Although I’ve only been on exchange for a few months, I feel like I (or more so my wallet) have learned a few things about spending money here. For one, I did decide to study in Paris—one of the most expensive cities in Europe—but at the same time, it’s doable. This week I had to create a presentation about “How to Live Cheaply in Paris,” for my French class, so I feel slightly (only slightly) qualified to discuss this subject. While this project was centered around my specific experiences, I’ve developed a list of tips to help anyone planning to study abroad.
1. Budget Budget Budget
When I first came to France I hadn’t drawn out a budget as extensive as the liberal government’s recent changes (badum chhhh), but I did have a sense of how much I was willing to spend on exchange. I determined that it’s important to write down the amount you’re coming with versus how much you’d like to leave with, so that you can plan for various expenses.

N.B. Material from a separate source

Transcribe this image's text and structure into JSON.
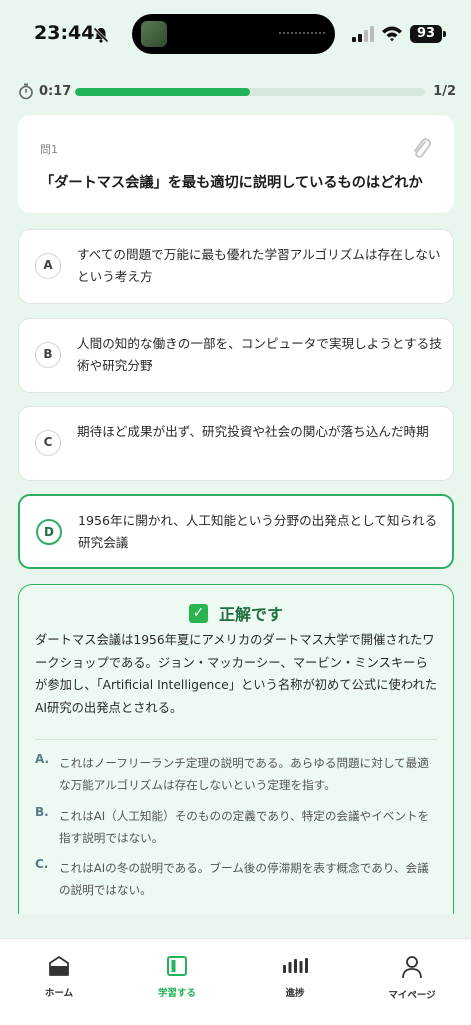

2.Life and Travel expenses
This brings me to my second point—learn to separate your costs. Most of my expenses in Paris are food and clothes and well, more food. I didn’t exactly realize how quickly social lunches would add up, but in my opinion gastronomy is part of the experience, right? Due to the fact that the goal is to enjoy life in Paris and also travel, I learned to balance these costs and leave money aside for adventuring!
3.Don’t forget scholarships/grants
Before applying for exchange, I’d suggest looking into the scholarships that both your college and U of T offers for study abroad programs. As well, research different funding opportunities that your country or school of study offers. For example, the French government subsidizes students by offering them a monthly CAF scholarship for housing expenses. While it’s not an obscene amount it’s still helpful when rent costs are high.
4. Should I get a bank account?
This point is a touchy subject for me because I sought out a French account in efforts of receiving the CAF scholarship and so that I could use a European debit card while here. This process was lengthy (to be specific about 2-months of meetings) and ended up not working out due to paperwork needed from my landlord, so I’d say look into different banks before you arrive and know their policies!
5. Learn to say no (but also you only do this once).
Contradictory statements? Perhaps. I have some difficulties with this last point, as my strategy on exchange has been, ‘Dis oui tous le temps!” Although this mindset in terms of spending isn’t always realistic. I’ve learned to “do everything” in moderation, so that I’m able to enjoy my time here, while not feeling stressed about money.
Saying this, I’m definitely not a spending expert and every case is different, but these are just a few hacks I’ve acquired for living cheaply!
Happy saving, à la prochaine—R